Through his work in creating the new degree offering, Santore is responding to many musicians of today—digital-first musicians, who may not know how to read music but certainly know how to create rich orchestral sound, with a range of instruments via digital audio workstations on computers.
Santore believes that Opera News lends a vote in support. In its review of Santore’s work on Koriath’s album, the journal said, “The mostly low-register synthesized sounds are remarkably effective in summoning the first century BCE author’s ancient world. Set to Santore’s own free translation … both songs are by turns contemplative and ecstatic.”
Santore came to PSU with a PhD in music and a master’s in music composition, and his work has been in traditional acoustics—chorus, band, orchestra, and choral works. “My interest in digital-first musicians started about 15 years ago when students were creating complex, interesting music with little knowledge of notation,” he says. “I thought it was interesting and started exploring and getting up to speed.”
What Santore loves about composing is communicating emotion in a non-verbal way. Each semester, he teaches four to five courses. “I love to see the light come on and to help students make connections they haven’t yet made,” he says.
Recently, a young person came to see him to discuss doubts about creating music. “The student came back not long afterwards, having written a beautiful, fully formed composition, and it was amazing and delightful to find the pieces of advice I had offered were so helpful.
“I see my job as being a more experienced set of ears,” Santore continues. “I’m not interested in imposing taste or determining the criteria for what they think is good music.
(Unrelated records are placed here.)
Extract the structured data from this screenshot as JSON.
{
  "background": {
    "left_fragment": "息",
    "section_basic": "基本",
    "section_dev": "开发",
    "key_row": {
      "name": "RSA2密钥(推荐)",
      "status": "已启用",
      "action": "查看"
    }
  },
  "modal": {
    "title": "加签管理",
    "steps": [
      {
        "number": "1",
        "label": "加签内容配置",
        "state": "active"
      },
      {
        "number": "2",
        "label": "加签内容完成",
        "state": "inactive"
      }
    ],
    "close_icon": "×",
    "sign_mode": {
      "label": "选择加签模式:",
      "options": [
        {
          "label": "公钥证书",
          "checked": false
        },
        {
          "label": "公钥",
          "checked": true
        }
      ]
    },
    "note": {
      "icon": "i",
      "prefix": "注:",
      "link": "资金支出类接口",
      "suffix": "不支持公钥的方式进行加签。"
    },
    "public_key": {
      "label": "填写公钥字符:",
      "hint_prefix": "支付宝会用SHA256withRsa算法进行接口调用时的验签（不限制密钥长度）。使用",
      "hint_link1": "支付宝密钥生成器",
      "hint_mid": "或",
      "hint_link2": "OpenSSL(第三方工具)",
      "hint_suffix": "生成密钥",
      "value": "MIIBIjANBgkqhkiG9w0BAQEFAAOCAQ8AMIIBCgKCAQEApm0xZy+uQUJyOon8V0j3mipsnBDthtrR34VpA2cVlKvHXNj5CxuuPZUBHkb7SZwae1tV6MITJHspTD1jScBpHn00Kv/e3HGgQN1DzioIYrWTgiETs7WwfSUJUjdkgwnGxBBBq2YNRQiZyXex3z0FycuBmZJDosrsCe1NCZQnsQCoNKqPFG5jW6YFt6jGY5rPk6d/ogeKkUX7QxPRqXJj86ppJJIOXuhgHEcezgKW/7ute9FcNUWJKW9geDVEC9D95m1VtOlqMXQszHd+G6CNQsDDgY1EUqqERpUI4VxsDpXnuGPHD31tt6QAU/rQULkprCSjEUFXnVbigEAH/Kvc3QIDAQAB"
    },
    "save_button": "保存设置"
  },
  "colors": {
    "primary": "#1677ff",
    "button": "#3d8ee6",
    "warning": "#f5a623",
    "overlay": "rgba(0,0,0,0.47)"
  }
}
I’m interested in helping them develop those tools for themselves.”
Santore’s wife, Marcia, is a constant inspiration and support. When he is not spending time with her—or walking—he likes to read and play poker with friends. Music is largely front and center. “Music should always be a journey of the heart and intuition,” he says. “My goal in my teaching is to show students that their brain can help their hearts and their intuitions along in the journey.”